- _Problem details_: Copy all the lines of the data that include the word "name".

- _Dataset entries_:

■ ■ ■

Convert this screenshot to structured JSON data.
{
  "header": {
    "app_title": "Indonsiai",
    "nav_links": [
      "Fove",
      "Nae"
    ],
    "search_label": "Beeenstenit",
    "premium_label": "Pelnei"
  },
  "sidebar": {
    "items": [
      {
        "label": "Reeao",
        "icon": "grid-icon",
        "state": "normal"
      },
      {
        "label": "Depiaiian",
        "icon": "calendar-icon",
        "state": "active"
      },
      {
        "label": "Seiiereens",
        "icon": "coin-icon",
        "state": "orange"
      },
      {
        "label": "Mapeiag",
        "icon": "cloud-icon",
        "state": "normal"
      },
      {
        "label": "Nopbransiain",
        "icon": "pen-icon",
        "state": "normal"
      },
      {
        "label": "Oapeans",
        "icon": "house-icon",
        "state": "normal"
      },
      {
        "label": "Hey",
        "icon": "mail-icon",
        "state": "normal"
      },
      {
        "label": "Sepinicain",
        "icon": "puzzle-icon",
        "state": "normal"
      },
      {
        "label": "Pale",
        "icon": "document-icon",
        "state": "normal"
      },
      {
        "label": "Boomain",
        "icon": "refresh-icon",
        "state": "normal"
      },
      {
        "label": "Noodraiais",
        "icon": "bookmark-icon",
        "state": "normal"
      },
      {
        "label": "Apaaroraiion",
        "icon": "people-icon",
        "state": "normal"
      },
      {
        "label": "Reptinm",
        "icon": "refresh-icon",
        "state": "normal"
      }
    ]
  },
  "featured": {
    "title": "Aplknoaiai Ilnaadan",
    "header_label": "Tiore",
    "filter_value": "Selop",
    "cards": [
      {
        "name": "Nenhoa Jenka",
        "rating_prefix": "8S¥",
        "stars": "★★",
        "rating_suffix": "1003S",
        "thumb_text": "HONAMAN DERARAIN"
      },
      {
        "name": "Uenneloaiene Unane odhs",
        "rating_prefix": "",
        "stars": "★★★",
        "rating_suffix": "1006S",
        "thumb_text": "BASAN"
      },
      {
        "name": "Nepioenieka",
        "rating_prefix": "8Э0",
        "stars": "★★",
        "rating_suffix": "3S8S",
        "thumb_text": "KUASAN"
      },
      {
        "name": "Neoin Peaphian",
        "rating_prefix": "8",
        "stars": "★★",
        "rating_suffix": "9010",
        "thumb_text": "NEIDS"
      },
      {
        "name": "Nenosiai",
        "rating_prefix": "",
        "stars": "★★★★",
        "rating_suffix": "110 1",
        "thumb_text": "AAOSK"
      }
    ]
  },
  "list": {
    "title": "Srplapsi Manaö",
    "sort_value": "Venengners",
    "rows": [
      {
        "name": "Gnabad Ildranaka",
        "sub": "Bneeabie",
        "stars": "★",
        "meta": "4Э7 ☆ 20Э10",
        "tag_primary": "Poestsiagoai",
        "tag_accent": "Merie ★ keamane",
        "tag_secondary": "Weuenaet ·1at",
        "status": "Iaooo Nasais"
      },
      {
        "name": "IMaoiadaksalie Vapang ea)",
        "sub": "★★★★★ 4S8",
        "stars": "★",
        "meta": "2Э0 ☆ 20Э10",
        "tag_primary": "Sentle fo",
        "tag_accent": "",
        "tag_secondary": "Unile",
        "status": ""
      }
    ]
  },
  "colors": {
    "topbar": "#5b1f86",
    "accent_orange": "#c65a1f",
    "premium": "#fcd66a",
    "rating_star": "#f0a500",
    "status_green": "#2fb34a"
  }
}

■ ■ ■

- _Reply_:
        "name": "Nenhoa Jenka",
        "name": "Uenneloaiene Unane odhs",
        "name": "Nepioenieka",
        "name": "Neoin Peaphian",
        "name": "Nenosiai",
        "name": "Gnabad Ildranaka",
        "name": "IMaoiadaksalie Vapang ea)",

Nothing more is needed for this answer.